“With something like that the lender would keep all their proprietary information but the customer would get a more certain yes no or maybe earlier in the process,” Mills said.
“So this isn’t about forcing lenders to put criteria on a website, it’s just about achieving greater clarity for brokers and then for their customers earlier in the process.
“The eligibility working group will be thinking through these issues and at this stage its very early to say what the outcome will be around eligibility.
“And that’s the same for the broker choice tool as well.
“We’re being open in trying to work with industry to solve the problems and I hope that’s welcomed,” he added.
To this end the industry has seen some recent developments, with Iress adding an eligibility check to the latest version of its Xplan Mortgage platform, and Mortgage Broker Tools’ Affordability calculator platform.

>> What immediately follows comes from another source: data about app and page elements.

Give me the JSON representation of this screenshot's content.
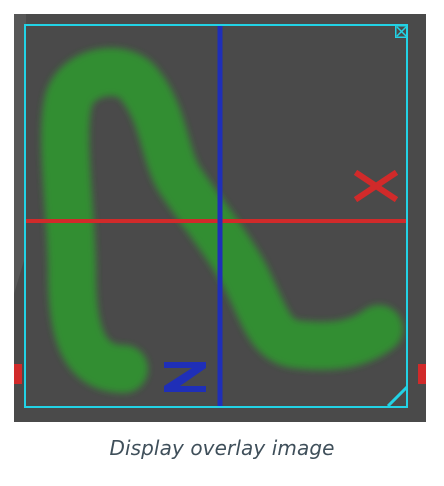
{
  "caption": "Display overlay image",
  "overlay": {
    "x_axis_label": "X",
    "z_axis_label": "Z",
    "colors": {
      "frame": "#22d3e6",
      "x_axis": "#d12a2a",
      "z_axis": "#1f2fb8",
      "stroke": "#2f9a2f",
      "background": "#4a4a4a"
    },
    "icons": {
      "close": "close-box-icon",
      "resize": "resize-handle-icon"
    }
  }
}
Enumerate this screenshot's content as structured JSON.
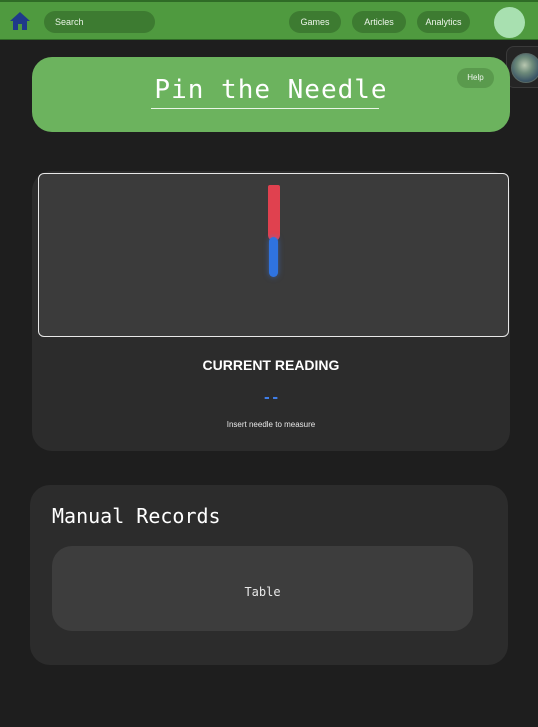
{
  "navbar": {
    "search_placeholder": "Search",
    "links": [
      "Games",
      "Articles",
      "Analytics"
    ]
  },
  "header": {
    "title": "Pin the Needle",
    "help_label": "Help"
  },
  "measurement": {
    "reading_label": "CURRENT READING",
    "reading_value": "--",
    "hint": "Insert needle to measure"
  },
  "records": {
    "title": "Manual Records",
    "table_label": "Table"
  },
  "colors": {
    "nav_green": "#4f9a3f",
    "title_green": "#6cb35e",
    "needle_red": "#e0414f",
    "needle_blue": "#2f73e0",
    "background": "#1e1e1e"
  },
  "icons": [
    "home-icon",
    "avatar",
    "thumbnail-image"
  ]
}
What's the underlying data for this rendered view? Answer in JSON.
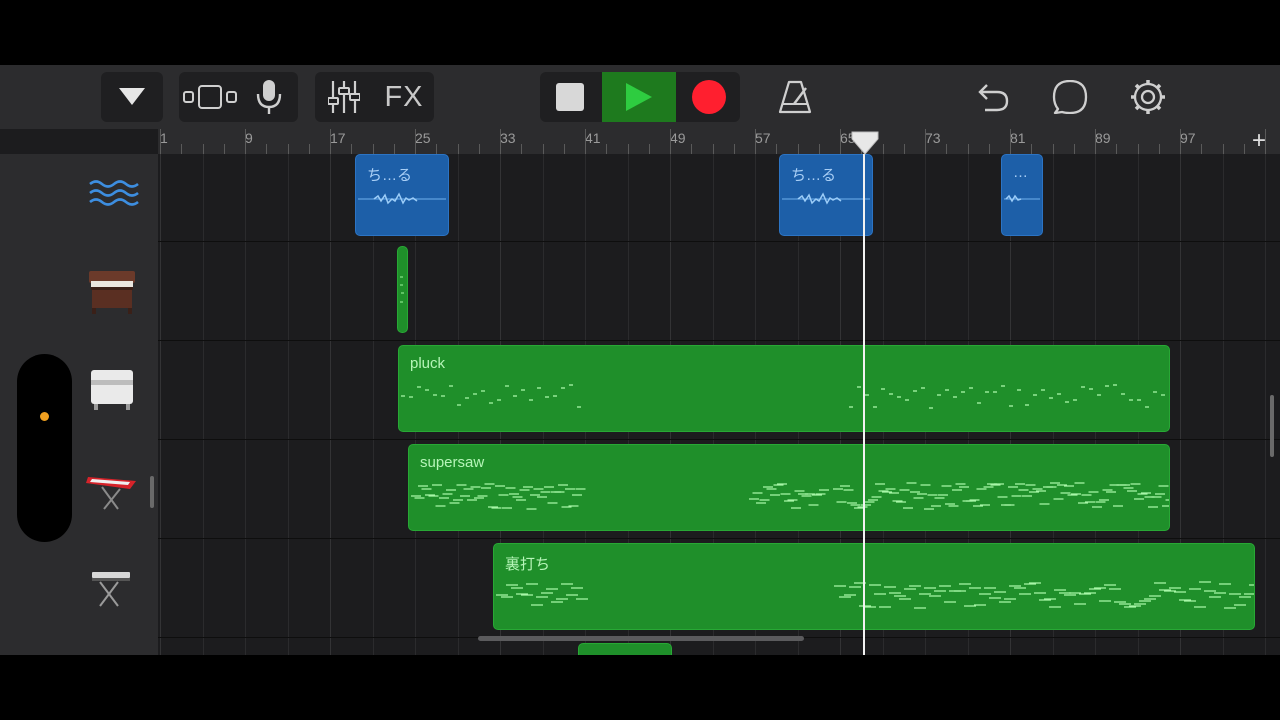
{
  "toolbar": {
    "tracks_view_icon": "track-view-icon",
    "browser_icon": "dropdown-triangle-icon",
    "mic_icon": "microphone-icon",
    "mixer_icon": "mixer-sliders-icon",
    "fx_label": "FX",
    "stop_icon": "stop-icon",
    "play_icon": "play-icon",
    "record_icon": "record-icon",
    "metronome_icon": "metronome-icon",
    "undo_icon": "undo-icon",
    "loop_icon": "loop-icon",
    "settings_icon": "gear-icon",
    "colors": {
      "play": "#2ecc40",
      "record": "#ff1f2f"
    }
  },
  "ruler": {
    "bars": [
      "1",
      "9",
      "17",
      "25",
      "33",
      "41",
      "49",
      "57",
      "65",
      "73",
      "81",
      "89",
      "97"
    ],
    "add_label": "+"
  },
  "tracks": [
    {
      "icon": "audio-waves-icon",
      "regions": [
        {
          "name": "ち…る",
          "type": "audio"
        },
        {
          "name": "ち…る",
          "type": "audio"
        },
        {
          "name": "…",
          "type": "audio"
        }
      ]
    },
    {
      "icon": "organ-icon",
      "regions": [
        {
          "name": "",
          "type": "midi"
        }
      ]
    },
    {
      "icon": "electric-piano-icon",
      "regions": [
        {
          "name": "pluck",
          "type": "midi"
        }
      ]
    },
    {
      "icon": "red-synth-keyboard-icon",
      "regions": [
        {
          "name": "supersaw",
          "type": "midi"
        }
      ]
    },
    {
      "icon": "keyboard-stand-icon",
      "regions": [
        {
          "name": "裏打ち",
          "type": "midi"
        }
      ]
    }
  ],
  "colors": {
    "audio_region": "#1d5fa8",
    "midi_region": "#1f8f2a",
    "slider_dot": "#f0a020"
  }
}
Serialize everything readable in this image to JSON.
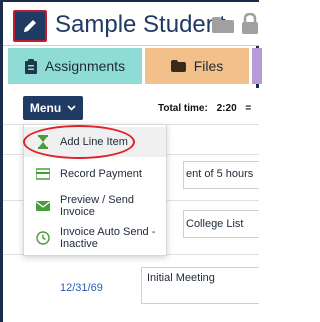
{
  "header": {
    "title": "Sample Student",
    "accent": "#1f3a63",
    "icons": [
      "pencil-icon",
      "folder-icon",
      "lock-icon"
    ]
  },
  "tabs": [
    {
      "label": "Assignments",
      "icon": "clipboard-icon",
      "color": "#8fdcd4"
    },
    {
      "label": "Files",
      "icon": "folder-icon",
      "color": "#f2c08a"
    }
  ],
  "toolbar": {
    "menu_label": "Menu",
    "total_time_label": "Total time:",
    "total_time_value": "2:20",
    "total_time_suffix": "="
  },
  "menu": {
    "items": [
      {
        "label": "Add Line Item",
        "icon": "hourglass-icon",
        "color": "#4a9d3c"
      },
      {
        "label": "Record Payment",
        "icon": "card-icon",
        "color": "#4a9d3c"
      },
      {
        "label": "Preview / Send Invoice",
        "icon": "envelope-icon",
        "color": "#4a9d3c"
      },
      {
        "label": "Invoice Auto Send - Inactive",
        "icon": "clock-icon",
        "color": "#4a9d3c"
      }
    ]
  },
  "rows": [
    {
      "text": "ent of 5 hours"
    },
    {
      "text": "College List"
    },
    {
      "date": "12/31/69",
      "note": "Initial Meeting"
    }
  ]
}
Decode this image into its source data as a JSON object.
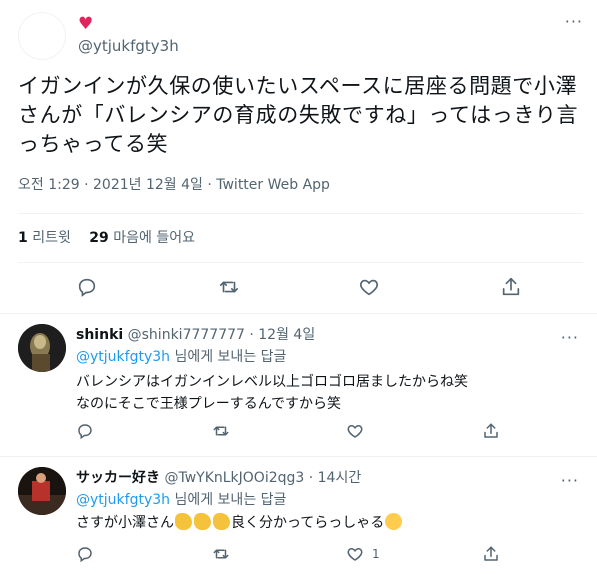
{
  "tweet": {
    "display_name": "♥",
    "handle": "@ytjukfgty3h",
    "text": "イガンインが久保の使いたいスペースに居座る問題で小澤さんが「バレンシアの育成の失敗ですね」ってはっきり言っちゃってる笑",
    "meta": "오전 1:29 · 2021년 12월 4일 · Twitter Web App",
    "retweets_count": "1",
    "retweets_label": "리트윗",
    "likes_count": "29",
    "likes_label": "마음에 들어요",
    "more": "···"
  },
  "replies": [
    {
      "name": "shinki",
      "handle": "@shinki7777777",
      "time": "· 12월 4일",
      "reply_to_link": "@ytjukfgty3h",
      "reply_to_suffix": " 님에게 보내는 답글",
      "line1": "バレンシアはイガンインレベル以上ゴロゴロ居ましたからね笑",
      "line2": "なのにそこで王様プレーするんですから笑",
      "like_count": "",
      "more": "···"
    },
    {
      "name": "サッカー好き",
      "handle": "@TwYKnLkJOOi2qg3",
      "time": "· 14시간",
      "reply_to_link": "@ytjukfgty3h",
      "reply_to_suffix": " 님에게 보내는 답글",
      "text_a": "さすが小澤さん",
      "text_b": "良く分かってらっしゃる",
      "like_count": "1",
      "more": "···"
    }
  ],
  "icons": [
    "reply-icon",
    "retweet-icon",
    "like-icon",
    "share-icon",
    "clapping-hands-icon",
    "grinning-face-icon"
  ],
  "colors": {
    "link": "#1d9bf0",
    "secondary": "#536471",
    "heart": "#e0245e",
    "divider": "#eff3f4"
  }
}
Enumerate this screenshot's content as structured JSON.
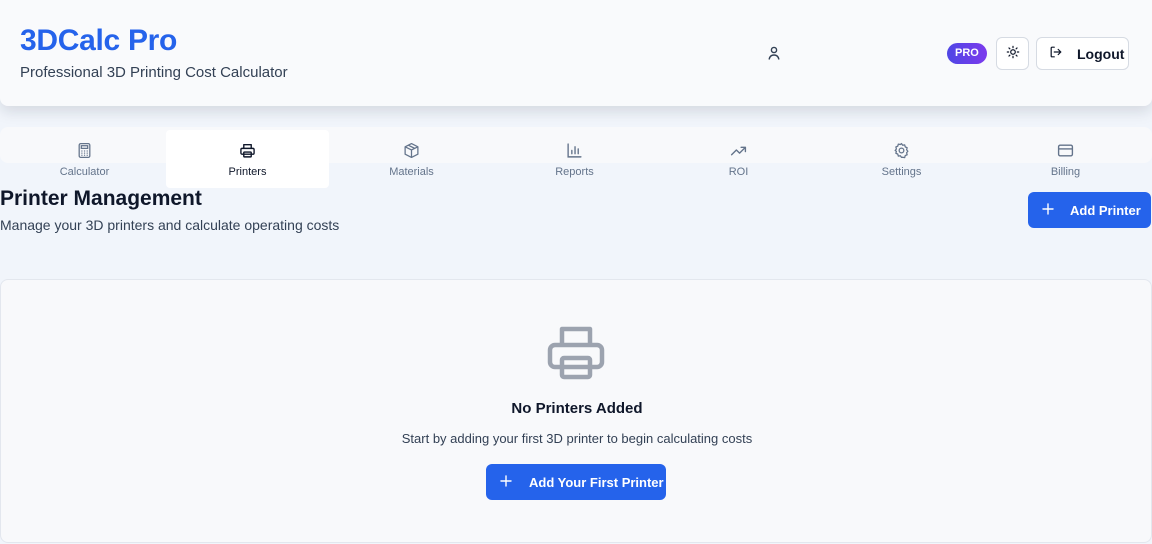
{
  "header": {
    "title": "3DCalc Pro",
    "subtitle": "Professional 3D Printing Cost Calculator",
    "user_icon": "user-icon",
    "badge": "PRO",
    "theme_icon": "sun-icon",
    "logout_label": "Logout",
    "logout_icon": "logout-icon"
  },
  "tabs": [
    {
      "label": "Calculator",
      "icon": "calculator-icon",
      "active": false
    },
    {
      "label": "Printers",
      "icon": "printer-icon",
      "active": true
    },
    {
      "label": "Materials",
      "icon": "box-icon",
      "active": false
    },
    {
      "label": "Reports",
      "icon": "bar-chart-icon",
      "active": false
    },
    {
      "label": "ROI",
      "icon": "trending-up-icon",
      "active": false
    },
    {
      "label": "Settings",
      "icon": "gear-icon",
      "active": false
    },
    {
      "label": "Billing",
      "icon": "credit-card-icon",
      "active": false
    }
  ],
  "page": {
    "title": "Printer Management",
    "subtitle": "Manage your 3D printers and calculate operating costs",
    "add_button": "Add Printer"
  },
  "empty_state": {
    "icon": "printer-icon",
    "title": "No Printers Added",
    "text": "Start by adding your first 3D printer to begin calculating costs",
    "button": "Add Your First Printer"
  },
  "colors": {
    "accent": "#2563eb",
    "badge_gradient_start": "#4f46e5",
    "badge_gradient_end": "#7c3aed"
  }
}
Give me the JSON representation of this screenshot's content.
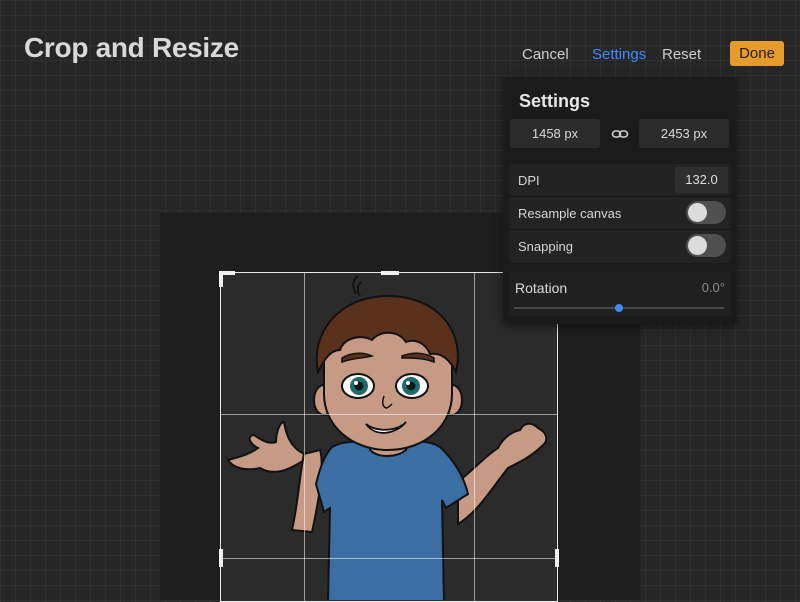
{
  "header": {
    "title": "Crop and Resize",
    "cancel_label": "Cancel",
    "settings_label": "Settings",
    "reset_label": "Reset",
    "done_label": "Done"
  },
  "settings_panel": {
    "title": "Settings",
    "width_value": "1458 px",
    "height_value": "2453 px",
    "dpi_label": "DPI",
    "dpi_value": "132.0",
    "resample_label": "Resample canvas",
    "resample_on": false,
    "snapping_label": "Snapping",
    "snapping_on": false,
    "rotation_label": "Rotation",
    "rotation_value": "0.0°",
    "rotation_slider_fraction": 0.5
  },
  "colors": {
    "accent": "#3d8bff",
    "done_button": "#e59c2c",
    "shirt": "#3b6fa4",
    "hair": "#5a321c",
    "skin": "#c69a84"
  },
  "icons": {
    "link": "link-icon"
  }
}
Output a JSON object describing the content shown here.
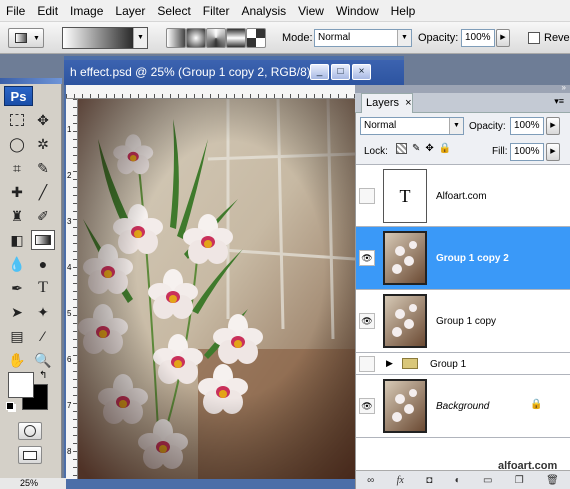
{
  "menu": [
    "File",
    "Edit",
    "Image",
    "Layer",
    "Select",
    "Filter",
    "Analysis",
    "View",
    "Window",
    "Help"
  ],
  "options": {
    "mode_label": "Mode:",
    "mode_value": "Normal",
    "opacity_label": "Opacity:",
    "opacity_value": "100%",
    "reverse_label": "Rever"
  },
  "document": {
    "title": "h effect.psd @ 25% (Group 1 copy 2, RGB/8)",
    "zoom": "25%",
    "ruler_v_digits": [
      "1",
      "2",
      "3",
      "4",
      "5",
      "6",
      "7",
      "8"
    ],
    "window_buttons": [
      "_",
      "□",
      "×"
    ]
  },
  "toolbox": {
    "logo": "Ps"
  },
  "layers_panel": {
    "tab_label": "Layers",
    "tab_close": "×",
    "blend_mode": "Normal",
    "opacity_label": "Opacity:",
    "opacity_value": "100%",
    "lock_label": "Lock:",
    "fill_label": "Fill:",
    "fill_value": "100%",
    "layers": [
      {
        "name": "Alfoart.com",
        "type": "text",
        "visible": false,
        "selected": false,
        "thumb_glyph": "T"
      },
      {
        "name": "Group 1 copy 2",
        "type": "image",
        "visible": true,
        "selected": true
      },
      {
        "name": "Group 1 copy",
        "type": "image",
        "visible": true,
        "selected": false
      },
      {
        "name": "Group 1",
        "type": "group",
        "visible": false,
        "selected": false
      },
      {
        "name": "Background",
        "type": "image",
        "visible": true,
        "selected": false,
        "locked": true
      }
    ]
  },
  "watermark": "alfoart.com",
  "colors": {
    "selected_layer": "#3a99f8",
    "title_bar": "#2d54a0"
  }
}
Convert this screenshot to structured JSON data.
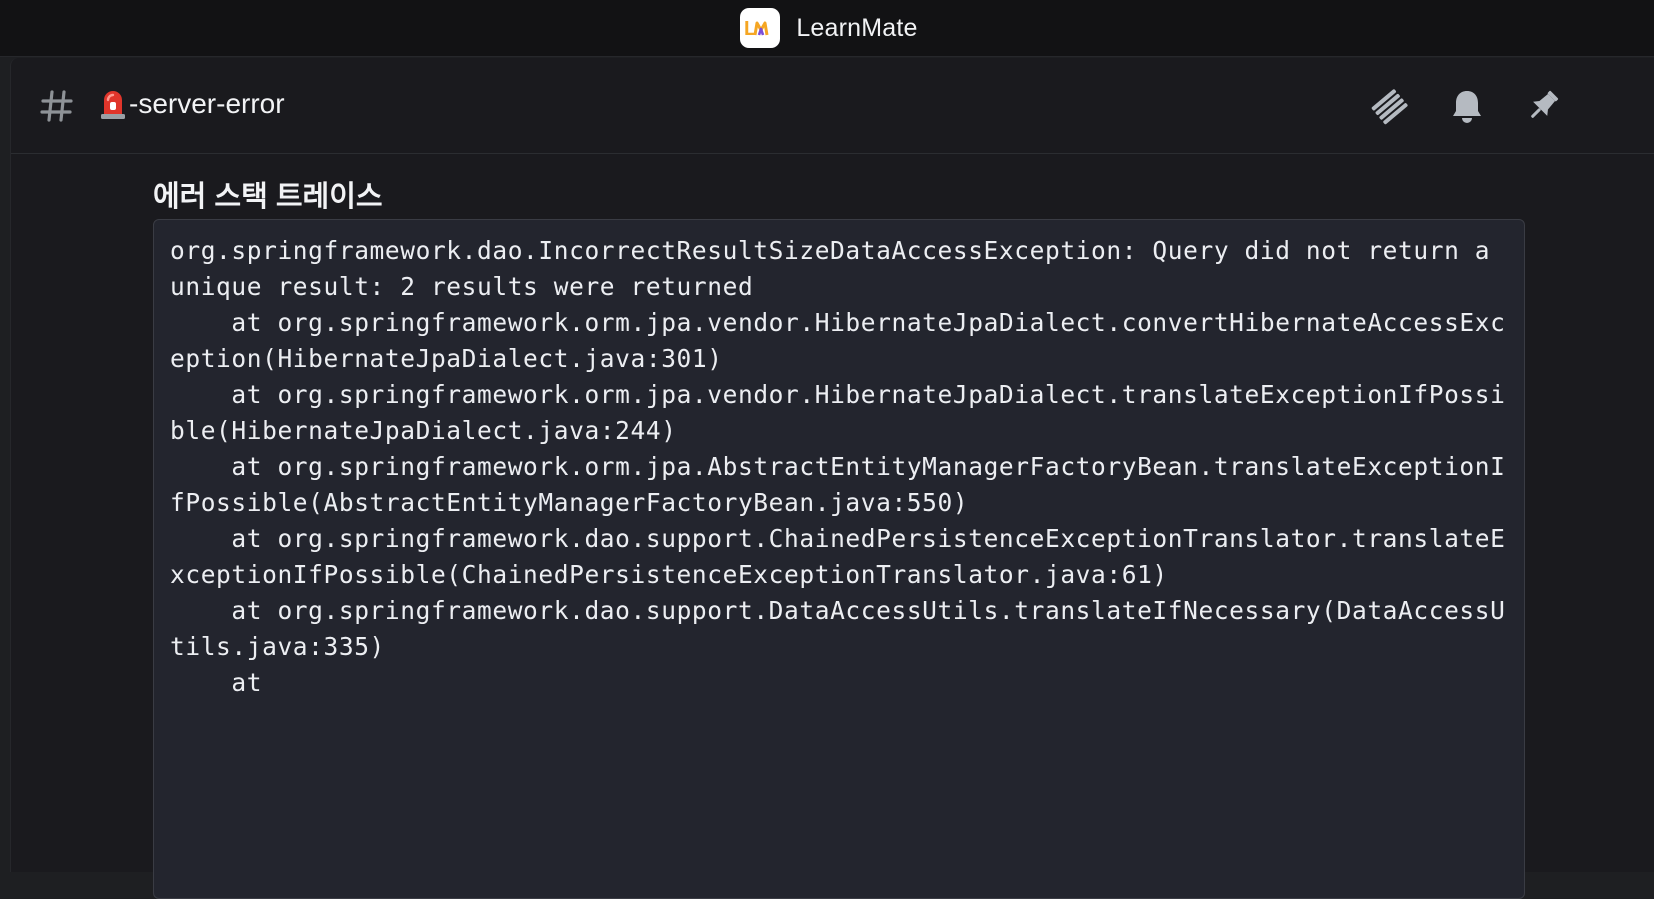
{
  "app": {
    "name": "LearnMate",
    "logo_text": "LM",
    "logo_colors": [
      "#f5a623",
      "#7b4dd6"
    ]
  },
  "channel": {
    "name": "-server-error",
    "prefix_icon": "hash-icon",
    "emoji_icon": "siren-icon"
  },
  "header_actions": [
    {
      "name": "threads",
      "icon": "threads-icon"
    },
    {
      "name": "notifications",
      "icon": "bell-icon"
    },
    {
      "name": "pinned",
      "icon": "pin-icon"
    }
  ],
  "message": {
    "section_title": "에러 스택 트레이스",
    "stack_trace": "org.springframework.dao.IncorrectResultSizeDataAccessException: Query did not return a unique result: 2 results were returned\n    at org.springframework.orm.jpa.vendor.HibernateJpaDialect.convertHibernateAccessException(HibernateJpaDialect.java:301)\n    at org.springframework.orm.jpa.vendor.HibernateJpaDialect.translateExceptionIfPossible(HibernateJpaDialect.java:244)\n    at org.springframework.orm.jpa.AbstractEntityManagerFactoryBean.translateExceptionIfPossible(AbstractEntityManagerFactoryBean.java:550)\n    at org.springframework.dao.support.ChainedPersistenceExceptionTranslator.translateExceptionIfPossible(ChainedPersistenceExceptionTranslator.java:61)\n    at org.springframework.dao.support.DataAccessUtils.translateIfNecessary(DataAccessUtils.java:335)\n    at"
  },
  "colors": {
    "background": "#1a1a1e",
    "titlebar": "#121214",
    "code_bg": "#23252e",
    "text": "#f2f3f5",
    "icon": "#b5bac1",
    "siren_red": "#e0352b"
  }
}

Finally, the subject of mortgage prisoners was raised, and particularly why those borrowers who have been forced into arrears as a result of being with inactive lenders are not classified as prisoners by the regulator, but their up-to-date payment cohort is?
The regulator is consulting on changes to rules in this area to potentially change how affordability assessments are carried out.
As a result, Mills said he could not comment on the difference in definition or yesterday’s sale of a further tranche of UKAR mortgages to another inactive lender.
“We’re thinking very carefully about proposals for rule changes which effectively allow people who are unable to switch who are up to date with their payments to be potentially able to switch, but I can’t say any more than that,” he concluded.